Five Companies The Dropped The Ball This Week10:15 AM EST Fri. Sep. 21, 2012
AMD Senior Vice President and CFO Thomas Seifert (pictured), who last year did an eight-month stretch as interim CEO, has resigned to pursue other interests. Investors didn't like this much, sending AMD shares down 7 percent in the wake of the announcement.
Seifert follows in the footsteps of Bob Feldstein, former AMD business development executive, who jumped to Nvidia in July. Last September, Emilio Ghilardi, former senior vice president and chief sales officer, along with Eric Demers, former CTO of AMD's Graphics Business Unit, left the company.
"We thank Thomas for his many contributions to AMD and for serving as interim CEO in 2011," current AMD CEO Rory Read said in a statement. "Thomas' personal commitment to the highest standards of accountability and financial integrity has helped define how AMD does business today."
Dell quietly launched a public cloud storage service in partnership with Nirvanix and, while Dell says it is working on a channel program around the offering, it's not clear when it will launch.
Dell posted information on its website about the new offering, which has been given the catchy name Dell Cloud Storage with Nirvanix -- Public Service (kind of rolls right off the tongue, doesn't it?).
Dave Hiechel, president and CEO of Eagle Software, a Salina, Kan.-based Dell storage partner, found it odd that Dell, with its deep roster of storage products, would need a partner to deliver such a service. "It's pretty funny to see a storage vendor partner with someone else on a storage cloud," he told CRN.
A Hewlett-Packard employee is facing bribery charges in Germany after an investigation of a $45 million IT contract with the Russian government turned up evidence of potential misconduct, according to HP's recent 10-Q filing. HP isn't facing charges itself, but in 2010, the SEC and DOJ investigated HP's German subsidiary for bribery, embezzlement and tax evasion related to a $44.5 million contract with the Office of the Prosecutor General of the Russian Federation.
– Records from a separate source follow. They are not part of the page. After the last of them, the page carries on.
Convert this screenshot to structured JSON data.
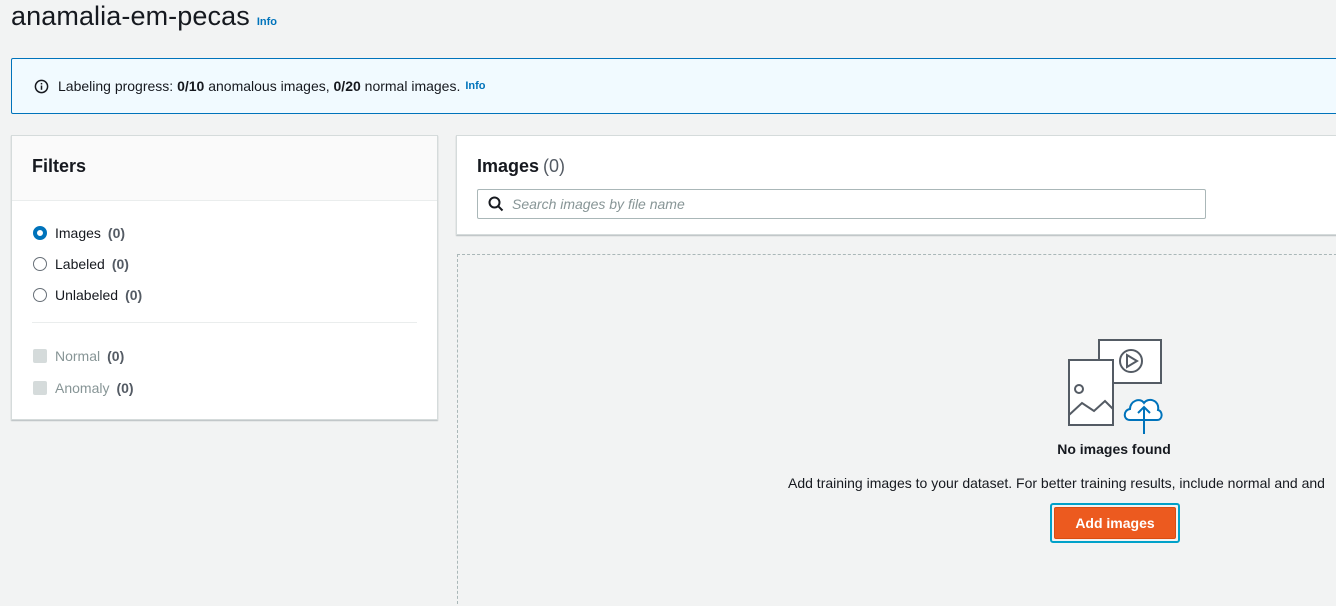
{
  "header": {
    "title": "anamalia-em-pecas",
    "info_label": "Info"
  },
  "flash": {
    "prefix": "Labeling progress:",
    "anomalous_count": "0/10",
    "anomalous_text": "anomalous images,",
    "normal_count": "0/20",
    "normal_text": "normal images.",
    "info_label": "Info"
  },
  "filters": {
    "title": "Filters",
    "radios": [
      {
        "label": "Images",
        "count": "(0)",
        "checked": true
      },
      {
        "label": "Labeled",
        "count": "(0)",
        "checked": false
      },
      {
        "label": "Unlabeled",
        "count": "(0)",
        "checked": false
      }
    ],
    "checkboxes": [
      {
        "label": "Normal",
        "count": "(0)"
      },
      {
        "label": "Anomaly",
        "count": "(0)"
      }
    ]
  },
  "images": {
    "title": "Images",
    "count": "(0)",
    "search_placeholder": "Search images by file name"
  },
  "empty": {
    "title": "No images found",
    "description": "Add training images to your dataset. For better training results, include normal and and",
    "button_label": "Add images"
  },
  "colors": {
    "accent": "#0073bb",
    "primary_button": "#ec5a1f",
    "focus_ring": "#00a1c9",
    "background": "#f2f3f3"
  }
}
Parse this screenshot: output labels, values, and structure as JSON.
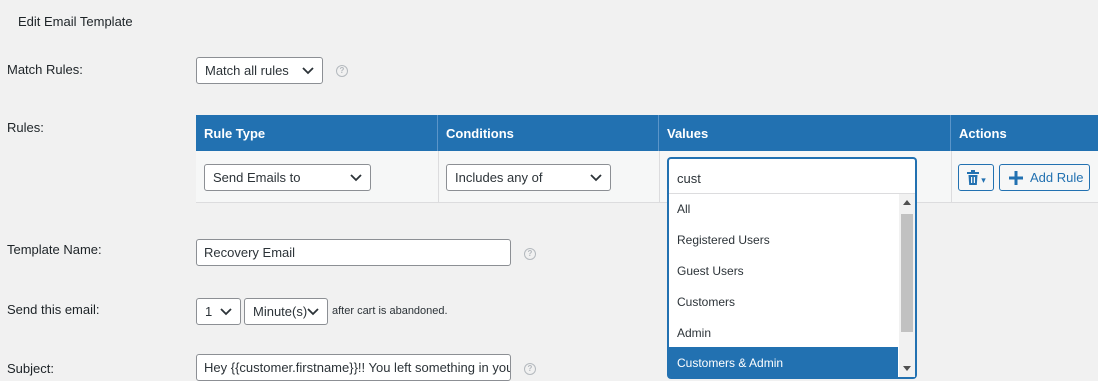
{
  "page": {
    "heading": "Edit Email Template"
  },
  "match_rules": {
    "label": "Match Rules:",
    "value": "Match all rules",
    "help": "?"
  },
  "rules": {
    "label": "Rules:",
    "columns": [
      "Rule Type",
      "Conditions",
      "Values",
      "Actions"
    ],
    "row": {
      "rule_type": "Send Emails to",
      "condition": "Includes any of",
      "values_search": "cust",
      "value_options": [
        "All",
        "Registered Users",
        "Guest Users",
        "Customers",
        "Admin",
        "Customers & Admin"
      ],
      "selected_option": "Customers & Admin"
    },
    "add_rule_label": "Add Rule"
  },
  "template_name": {
    "label": "Template Name:",
    "value": "Recovery Email",
    "help": "?"
  },
  "send_email": {
    "label": "Send this email:",
    "amount": "1",
    "unit": "Minute(s)",
    "suffix": "after cart is abandoned."
  },
  "subject": {
    "label": "Subject:",
    "value": "Hey {{customer.firstname}}!! You left something in your cart",
    "help": "?"
  },
  "colors": {
    "accent": "#2271b1",
    "background": "#f1f1f1"
  }
}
Sophos endured some embarrassment after releasing a malware update that detected and labeled itself as malicious, triggering false positives for many customers and, most likely, a flurry of emails from bewildered IT staff. Sophos offered a mea culpa and says it's investigating.
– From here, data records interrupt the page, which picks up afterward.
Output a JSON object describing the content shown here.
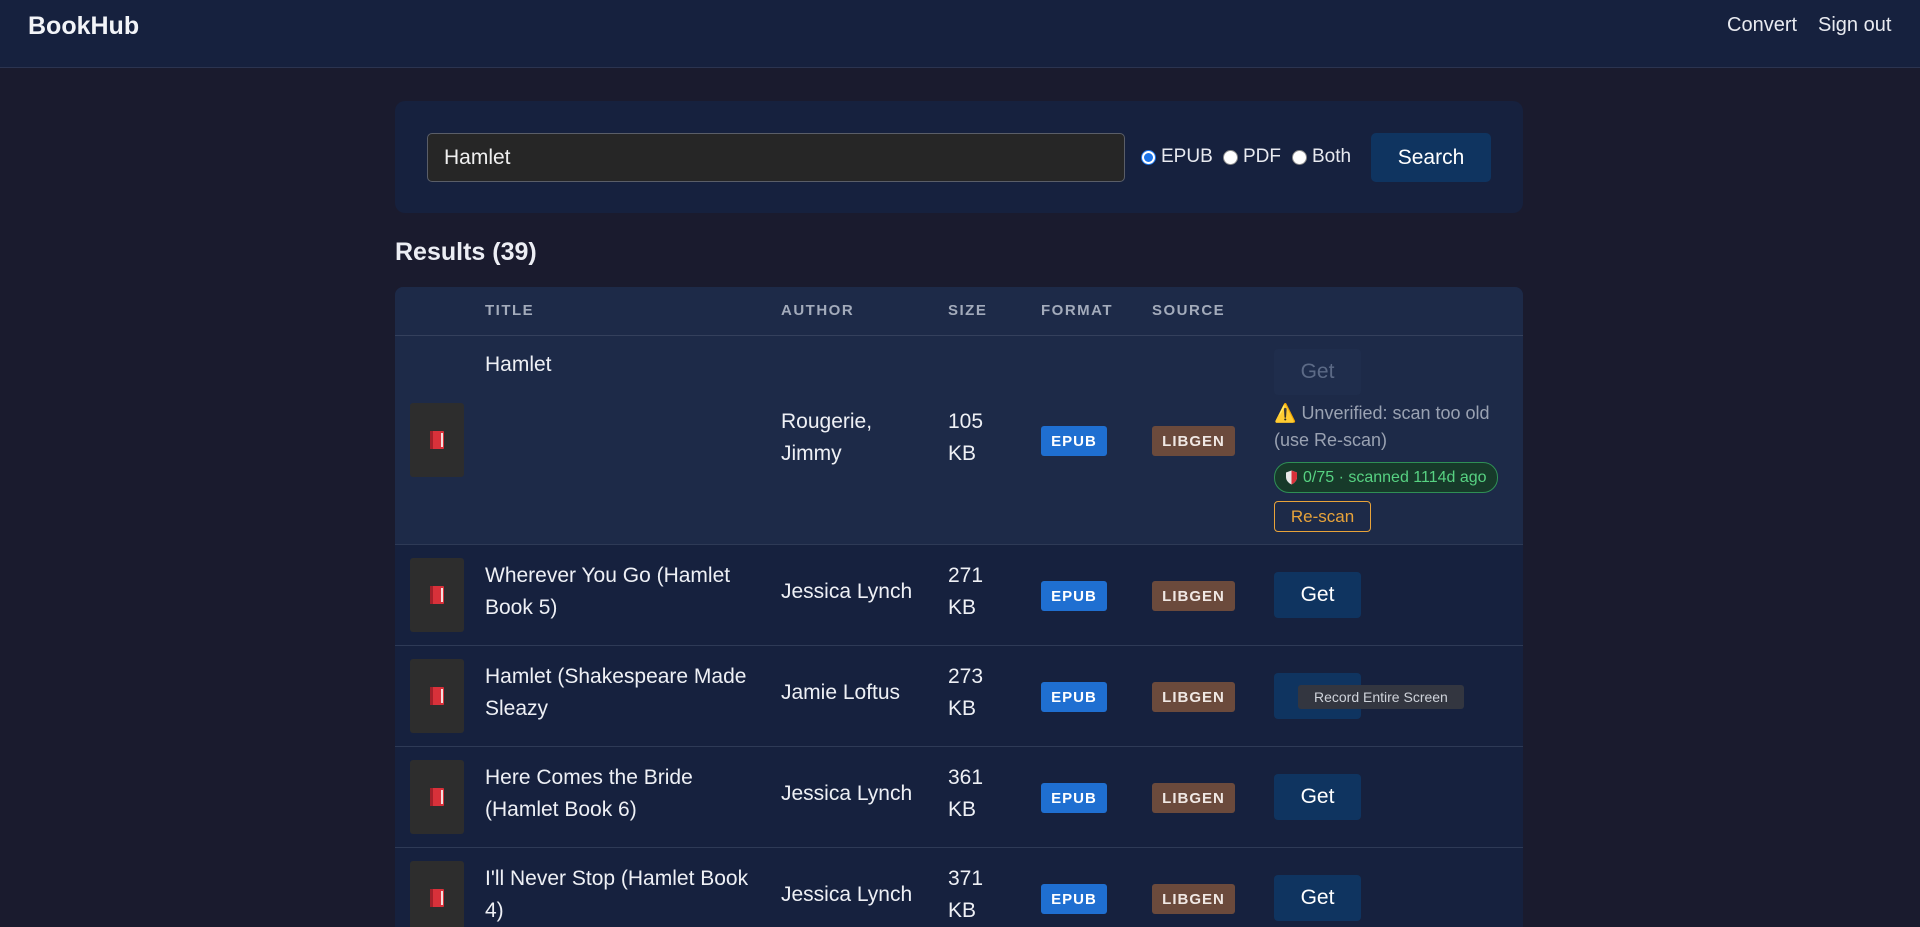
{
  "brand": "BookHub",
  "nav": {
    "convert": "Convert",
    "signout": "Sign out"
  },
  "search": {
    "query": "Hamlet",
    "formats": [
      "EPUB",
      "PDF",
      "Both"
    ],
    "selected_format": "EPUB",
    "button_label": "Search"
  },
  "results": {
    "heading": "Results (39)",
    "columns": [
      "TITLE",
      "AUTHOR",
      "SIZE",
      "FORMAT",
      "SOURCE"
    ],
    "rows": [
      {
        "title": "Hamlet",
        "author": "Rougerie, Jimmy",
        "size": "105 KB",
        "format": "EPUB",
        "source": "LIBGEN",
        "action": "Get",
        "action_disabled": true,
        "warning": "Unverified: scan too old (use Re-scan)",
        "warning_icon": "⚠️",
        "scan_badge": "0/75 · scanned 1114d ago",
        "scan_icon": "shield-icon",
        "rescan_label": "Re-scan"
      },
      {
        "title": "Wherever You Go (Hamlet Book 5)",
        "author": "Jessica Lynch",
        "size": "271 KB",
        "format": "EPUB",
        "source": "LIBGEN",
        "action": "Get"
      },
      {
        "title": "Hamlet (Shakespeare Made Sleazy",
        "author": "Jamie Loftus",
        "size": "273 KB",
        "format": "EPUB",
        "source": "LIBGEN",
        "action": "Get",
        "tooltip": "Record Entire Screen"
      },
      {
        "title": "Here Comes the Bride (Hamlet Book 6)",
        "author": "Jessica Lynch",
        "size": "361 KB",
        "format": "EPUB",
        "source": "LIBGEN",
        "action": "Get"
      },
      {
        "title": "I'll Never Stop (Hamlet Book 4)",
        "author": "Jessica Lynch",
        "size": "371 KB",
        "format": "EPUB",
        "source": "LIBGEN",
        "action": "Get"
      }
    ]
  },
  "icons": {
    "book": "book-icon",
    "warning": "warning-icon"
  },
  "colors": {
    "background": "#1a1b2e",
    "panel": "#16213e",
    "button": "#0f3460",
    "epub_badge": "#1f6fd1",
    "libgen_badge": "#6b4a3c",
    "scan_ok": "#57d282",
    "rescan": "#e8a33a"
  }
}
"We would like to apologize for all of the disruption caused to our many customers and partners worldwide. We recognize the issue is very serious, and are doing everything we can to resolve it," Sophos said in a bulletin issued this week.
Virgin Mobile USA has fixed its login page, but only after an independent software developer went public with a potentially major security flaw that could have put its 6 million customers at risk.
As noted by Kevin Burke, a California-based software developer, Virgin Mobile was using a system in which customers were required to enter only a six-digit PIN to log into their accounts, which would have made it easy for hackers to guess. Burke reported this to Virgin Mobile a month ago, but the company said it wasn't an issue, so he went public on his personal blog and Twitter.
"This is horribly insecure. Compare a six-digit number with a randomly generated eight-letter password containing uppercase letters, lowercase letters and digits -- the latter has 218,340,105,584,896 possible combinations. It is trivial to write a program that checks all million possible password combinations, easily determining anyone's PIN inside of one day," Burke said in a blog post.